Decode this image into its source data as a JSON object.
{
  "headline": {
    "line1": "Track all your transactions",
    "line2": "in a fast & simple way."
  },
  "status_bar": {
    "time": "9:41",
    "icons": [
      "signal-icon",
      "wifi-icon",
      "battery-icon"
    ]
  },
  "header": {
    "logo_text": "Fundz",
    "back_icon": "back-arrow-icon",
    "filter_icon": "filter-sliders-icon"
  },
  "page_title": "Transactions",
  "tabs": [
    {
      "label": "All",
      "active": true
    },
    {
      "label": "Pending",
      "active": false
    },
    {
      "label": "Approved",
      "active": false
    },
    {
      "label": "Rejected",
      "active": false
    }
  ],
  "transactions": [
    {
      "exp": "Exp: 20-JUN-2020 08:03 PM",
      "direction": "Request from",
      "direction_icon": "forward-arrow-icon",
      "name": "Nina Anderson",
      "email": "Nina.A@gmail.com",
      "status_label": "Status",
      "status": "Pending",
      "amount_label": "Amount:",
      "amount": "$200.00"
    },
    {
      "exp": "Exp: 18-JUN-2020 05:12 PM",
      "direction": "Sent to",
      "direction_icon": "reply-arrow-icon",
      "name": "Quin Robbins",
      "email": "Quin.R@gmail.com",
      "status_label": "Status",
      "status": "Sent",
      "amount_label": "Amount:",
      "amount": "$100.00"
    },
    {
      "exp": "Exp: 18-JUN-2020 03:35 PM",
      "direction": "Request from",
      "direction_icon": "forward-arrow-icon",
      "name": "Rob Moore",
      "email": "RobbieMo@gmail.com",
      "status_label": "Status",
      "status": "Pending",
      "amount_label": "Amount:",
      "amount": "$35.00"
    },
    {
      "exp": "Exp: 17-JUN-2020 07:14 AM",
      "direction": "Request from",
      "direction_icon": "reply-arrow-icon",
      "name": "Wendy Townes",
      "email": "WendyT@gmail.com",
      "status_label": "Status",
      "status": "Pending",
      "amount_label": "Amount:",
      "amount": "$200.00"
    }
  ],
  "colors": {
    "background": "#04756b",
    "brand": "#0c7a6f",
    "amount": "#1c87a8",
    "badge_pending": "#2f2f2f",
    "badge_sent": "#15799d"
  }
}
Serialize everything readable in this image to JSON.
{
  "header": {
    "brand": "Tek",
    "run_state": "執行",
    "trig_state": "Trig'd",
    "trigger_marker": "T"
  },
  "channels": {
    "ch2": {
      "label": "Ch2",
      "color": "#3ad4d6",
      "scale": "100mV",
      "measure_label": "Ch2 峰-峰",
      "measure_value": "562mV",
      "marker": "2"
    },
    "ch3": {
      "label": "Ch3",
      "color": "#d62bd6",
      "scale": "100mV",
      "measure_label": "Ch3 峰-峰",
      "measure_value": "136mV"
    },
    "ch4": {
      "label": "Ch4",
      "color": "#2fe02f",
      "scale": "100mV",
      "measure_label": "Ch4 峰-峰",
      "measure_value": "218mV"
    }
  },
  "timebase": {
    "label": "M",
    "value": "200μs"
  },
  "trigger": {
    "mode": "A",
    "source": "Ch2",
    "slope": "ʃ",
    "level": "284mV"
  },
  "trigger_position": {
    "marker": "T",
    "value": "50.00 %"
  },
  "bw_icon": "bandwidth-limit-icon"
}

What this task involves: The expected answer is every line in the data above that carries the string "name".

Exercise result:
      "name": "Nina Anderson",
      "name": "Quin Robbins",
      "name": "Rob Moore",
      "name": "Wendy Townes",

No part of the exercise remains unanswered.